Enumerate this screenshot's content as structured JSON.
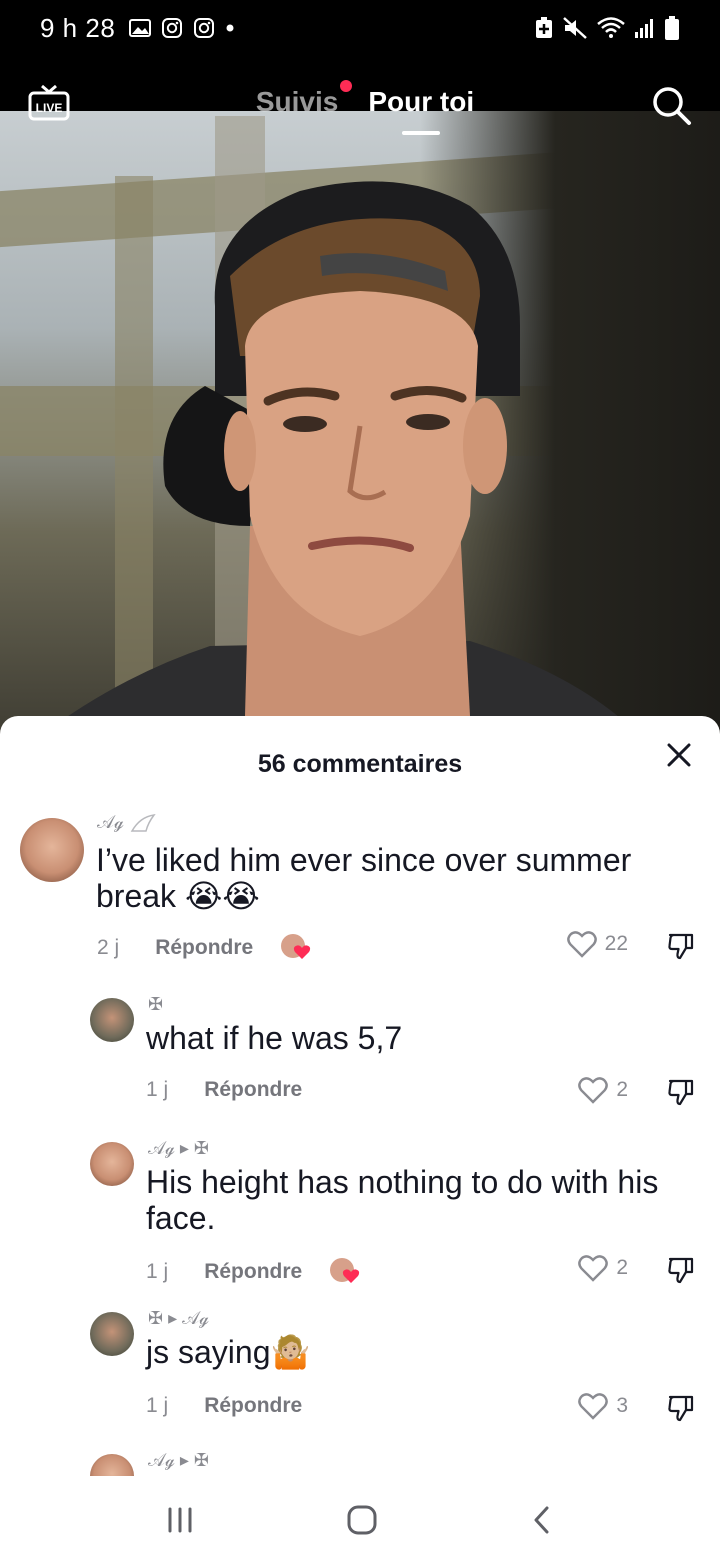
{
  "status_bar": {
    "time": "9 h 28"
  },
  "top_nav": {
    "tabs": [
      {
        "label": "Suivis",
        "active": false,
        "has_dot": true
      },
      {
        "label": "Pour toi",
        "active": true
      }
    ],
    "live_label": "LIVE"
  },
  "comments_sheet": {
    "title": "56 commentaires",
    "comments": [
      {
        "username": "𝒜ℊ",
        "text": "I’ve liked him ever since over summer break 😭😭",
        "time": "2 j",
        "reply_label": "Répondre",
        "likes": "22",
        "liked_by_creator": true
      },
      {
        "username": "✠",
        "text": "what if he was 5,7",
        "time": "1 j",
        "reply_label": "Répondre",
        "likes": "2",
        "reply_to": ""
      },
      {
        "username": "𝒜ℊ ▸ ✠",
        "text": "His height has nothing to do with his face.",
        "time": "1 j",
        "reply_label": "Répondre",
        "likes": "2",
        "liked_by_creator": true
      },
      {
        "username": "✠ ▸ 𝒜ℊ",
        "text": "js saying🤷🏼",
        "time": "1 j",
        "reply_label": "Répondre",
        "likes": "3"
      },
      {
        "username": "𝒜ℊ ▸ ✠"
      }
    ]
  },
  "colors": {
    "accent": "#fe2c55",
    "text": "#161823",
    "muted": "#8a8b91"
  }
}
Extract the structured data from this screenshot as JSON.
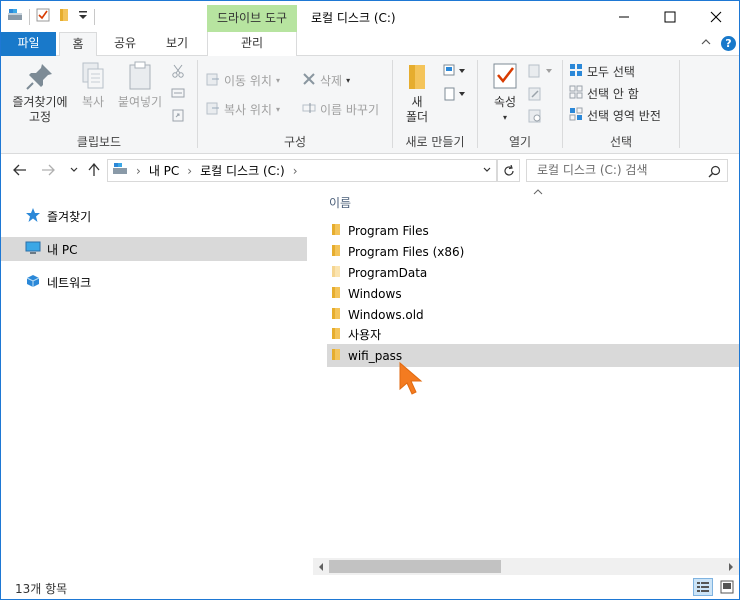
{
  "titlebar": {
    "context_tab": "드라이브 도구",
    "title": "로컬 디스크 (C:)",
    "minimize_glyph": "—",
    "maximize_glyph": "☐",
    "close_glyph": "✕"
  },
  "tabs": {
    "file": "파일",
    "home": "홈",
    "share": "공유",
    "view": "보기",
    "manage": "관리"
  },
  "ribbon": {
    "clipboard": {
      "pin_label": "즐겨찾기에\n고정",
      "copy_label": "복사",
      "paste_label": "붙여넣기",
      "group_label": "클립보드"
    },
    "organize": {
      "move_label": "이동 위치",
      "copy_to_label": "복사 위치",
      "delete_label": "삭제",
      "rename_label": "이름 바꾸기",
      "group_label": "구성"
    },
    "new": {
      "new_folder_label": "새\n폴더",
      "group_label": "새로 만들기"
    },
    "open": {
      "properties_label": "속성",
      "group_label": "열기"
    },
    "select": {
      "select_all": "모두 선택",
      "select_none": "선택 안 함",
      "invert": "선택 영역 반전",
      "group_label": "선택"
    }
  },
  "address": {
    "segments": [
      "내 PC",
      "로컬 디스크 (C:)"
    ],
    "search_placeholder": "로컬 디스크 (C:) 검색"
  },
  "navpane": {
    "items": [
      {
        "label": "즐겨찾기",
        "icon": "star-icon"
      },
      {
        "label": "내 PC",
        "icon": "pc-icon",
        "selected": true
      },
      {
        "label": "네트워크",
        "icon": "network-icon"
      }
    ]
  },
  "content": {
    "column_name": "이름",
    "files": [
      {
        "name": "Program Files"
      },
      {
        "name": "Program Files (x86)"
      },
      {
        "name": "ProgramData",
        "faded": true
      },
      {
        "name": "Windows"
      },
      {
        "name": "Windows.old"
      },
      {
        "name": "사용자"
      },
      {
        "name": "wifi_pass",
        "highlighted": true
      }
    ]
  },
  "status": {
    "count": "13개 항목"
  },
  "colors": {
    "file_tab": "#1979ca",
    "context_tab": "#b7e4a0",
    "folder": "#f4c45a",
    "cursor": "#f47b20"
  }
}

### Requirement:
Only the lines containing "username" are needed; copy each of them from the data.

### Written response:
        "username": "𝒜ℊ",
        "username": "✠",
        "username": "𝒜ℊ ▸ ✠",
        "username": "✠ ▸ 𝒜ℊ",
        "username": "𝒜ℊ ▸ ✠"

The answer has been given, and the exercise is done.